● **Task details**: Among the records, which lines include "الغلة"? List them.

--- Input data Enclosed Below ---

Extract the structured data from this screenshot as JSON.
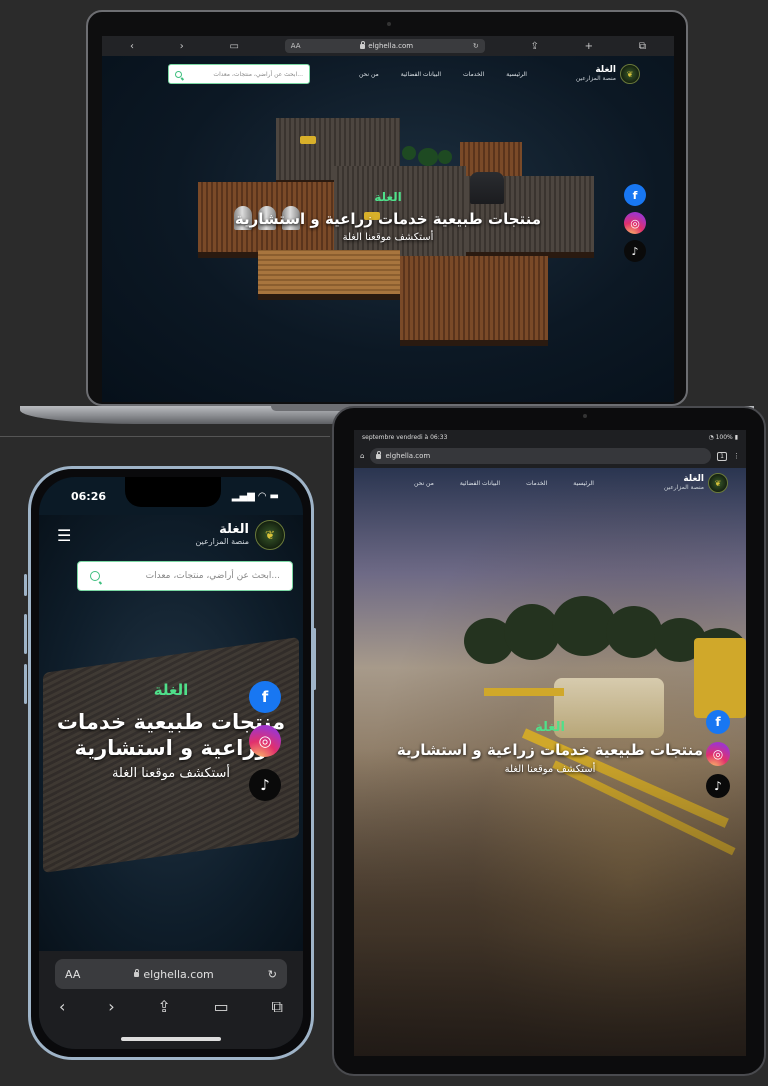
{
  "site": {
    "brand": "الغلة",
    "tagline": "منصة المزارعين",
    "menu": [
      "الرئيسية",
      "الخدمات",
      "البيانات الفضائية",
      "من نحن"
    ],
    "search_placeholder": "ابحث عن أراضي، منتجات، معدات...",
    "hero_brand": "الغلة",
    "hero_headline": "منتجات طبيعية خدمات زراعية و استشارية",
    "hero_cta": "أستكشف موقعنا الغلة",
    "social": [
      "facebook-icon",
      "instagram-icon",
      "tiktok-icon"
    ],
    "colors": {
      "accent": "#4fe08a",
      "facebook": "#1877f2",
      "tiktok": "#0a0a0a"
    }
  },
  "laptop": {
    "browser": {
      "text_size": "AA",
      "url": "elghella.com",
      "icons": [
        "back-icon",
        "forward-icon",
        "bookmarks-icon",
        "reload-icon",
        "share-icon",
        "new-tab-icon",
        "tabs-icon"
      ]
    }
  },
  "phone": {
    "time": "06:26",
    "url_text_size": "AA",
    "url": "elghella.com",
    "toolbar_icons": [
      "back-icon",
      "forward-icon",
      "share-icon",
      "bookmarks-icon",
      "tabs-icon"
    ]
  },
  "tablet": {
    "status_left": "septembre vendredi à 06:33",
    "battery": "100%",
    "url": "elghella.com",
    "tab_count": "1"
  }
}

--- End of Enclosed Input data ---

● **Response to the exercise**:
    "brand": "الغلة",
    "hero_brand": "الغلة",
    "hero_cta": "أستكشف موقعنا الغلة",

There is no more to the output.